How to complete this task » Omit the pictures and copy the entries exactly.

Website and app data records

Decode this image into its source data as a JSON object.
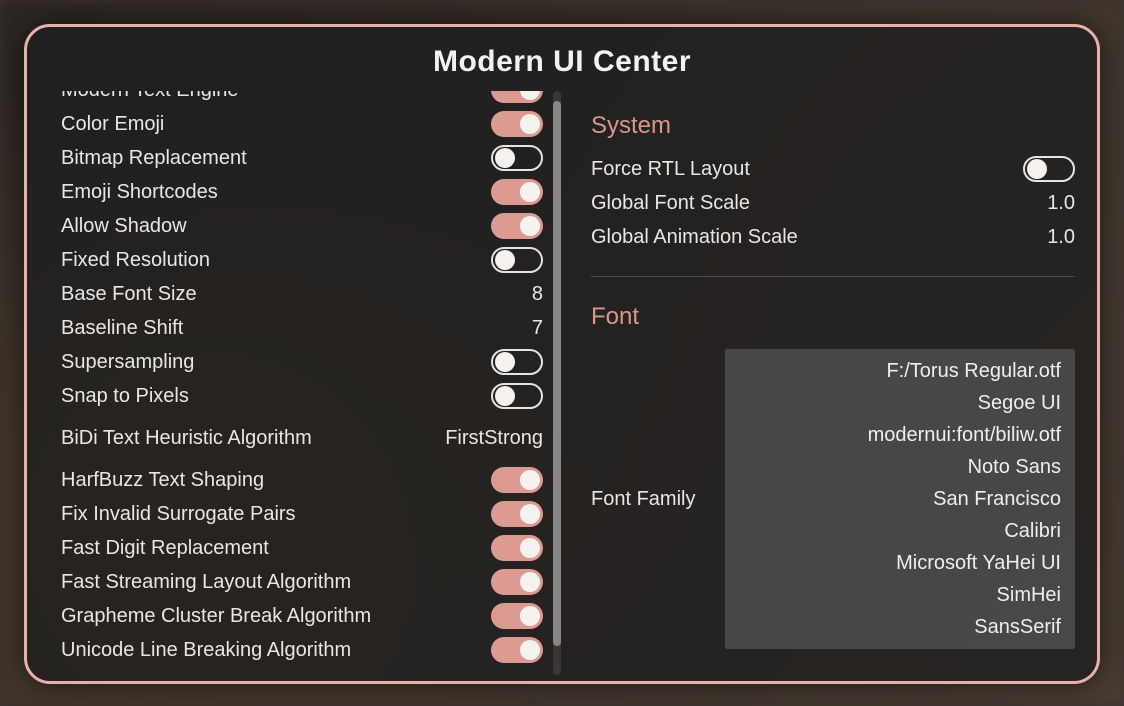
{
  "title": "Modern UI Center",
  "left": {
    "items": [
      {
        "label": "Modern Text Engine",
        "type": "toggle",
        "on": true
      },
      {
        "label": "Color Emoji",
        "type": "toggle",
        "on": true
      },
      {
        "label": "Bitmap Replacement",
        "type": "toggle",
        "on": false
      },
      {
        "label": "Emoji Shortcodes",
        "type": "toggle",
        "on": true
      },
      {
        "label": "Allow Shadow",
        "type": "toggle",
        "on": true
      },
      {
        "label": "Fixed Resolution",
        "type": "toggle",
        "on": false
      },
      {
        "label": "Base Font Size",
        "type": "value",
        "value": "8"
      },
      {
        "label": "Baseline Shift",
        "type": "value",
        "value": "7"
      },
      {
        "label": "Supersampling",
        "type": "toggle",
        "on": false
      },
      {
        "label": "Snap to Pixels",
        "type": "toggle",
        "on": false
      },
      {
        "label": "BiDi Text Heuristic Algorithm",
        "type": "value",
        "value": "FirstStrong",
        "spaced": true
      },
      {
        "label": "HarfBuzz Text Shaping",
        "type": "toggle",
        "on": true
      },
      {
        "label": "Fix Invalid Surrogate Pairs",
        "type": "toggle",
        "on": true
      },
      {
        "label": "Fast Digit Replacement",
        "type": "toggle",
        "on": true
      },
      {
        "label": "Fast Streaming Layout Algorithm",
        "type": "toggle",
        "on": true
      },
      {
        "label": "Grapheme Cluster Break Algorithm",
        "type": "toggle",
        "on": true
      },
      {
        "label": "Unicode Line Breaking Algorithm",
        "type": "toggle",
        "on": true
      }
    ]
  },
  "right": {
    "system": {
      "header": "System",
      "force_rtl": {
        "label": "Force RTL Layout",
        "on": false
      },
      "global_font_scale": {
        "label": "Global Font Scale",
        "value": "1.0"
      },
      "global_anim_scale": {
        "label": "Global Animation Scale",
        "value": "1.0"
      }
    },
    "font": {
      "header": "Font",
      "family_label": "Font Family",
      "families": [
        "F:/Torus Regular.otf",
        "Segoe UI",
        "modernui:font/biliw.otf",
        "Noto Sans",
        "San Francisco",
        "Calibri",
        "Microsoft YaHei UI",
        "SimHei",
        "SansSerif"
      ]
    }
  }
}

Task response »
Decode this image into its source data as a JSON object.
{
  "title": "Modern UI Center",
  "left": {
    "items": [
      {
        "label": "Modern Text Engine",
        "type": "toggle",
        "on": true
      },
      {
        "label": "Color Emoji",
        "type": "toggle",
        "on": true
      },
      {
        "label": "Bitmap Replacement",
        "type": "toggle",
        "on": false
      },
      {
        "label": "Emoji Shortcodes",
        "type": "toggle",
        "on": true
      },
      {
        "label": "Allow Shadow",
        "type": "toggle",
        "on": true
      },
      {
        "label": "Fixed Resolution",
        "type": "toggle",
        "on": false
      },
      {
        "label": "Base Font Size",
        "type": "value",
        "value": "8"
      },
      {
        "label": "Baseline Shift",
        "type": "value",
        "value": "7"
      },
      {
        "label": "Supersampling",
        "type": "toggle",
        "on": false
      },
      {
        "label": "Snap to Pixels",
        "type": "toggle",
        "on": false
      },
      {
        "label": "BiDi Text Heuristic Algorithm",
        "type": "value",
        "value": "FirstStrong",
        "spaced": true
      },
      {
        "label": "HarfBuzz Text Shaping",
        "type": "toggle",
        "on": true
      },
      {
        "label": "Fix Invalid Surrogate Pairs",
        "type": "toggle",
        "on": true
      },
      {
        "label": "Fast Digit Replacement",
        "type": "toggle",
        "on": true
      },
      {
        "label": "Fast Streaming Layout Algorithm",
        "type": "toggle",
        "on": true
      },
      {
        "label": "Grapheme Cluster Break Algorithm",
        "type": "toggle",
        "on": true
      },
      {
        "label": "Unicode Line Breaking Algorithm",
        "type": "toggle",
        "on": true
      }
    ]
  },
  "right": {
    "system": {
      "header": "System",
      "force_rtl": {
        "label": "Force RTL Layout",
        "on": false
      },
      "global_font_scale": {
        "label": "Global Font Scale",
        "value": "1.0"
      },
      "global_anim_scale": {
        "label": "Global Animation Scale",
        "value": "1.0"
      }
    },
    "font": {
      "header": "Font",
      "family_label": "Font Family",
      "families": [
        "F:/Torus Regular.otf",
        "Segoe UI",
        "modernui:font/biliw.otf",
        "Noto Sans",
        "San Francisco",
        "Calibri",
        "Microsoft YaHei UI",
        "SimHei",
        "SansSerif"
      ]
    }
  }
}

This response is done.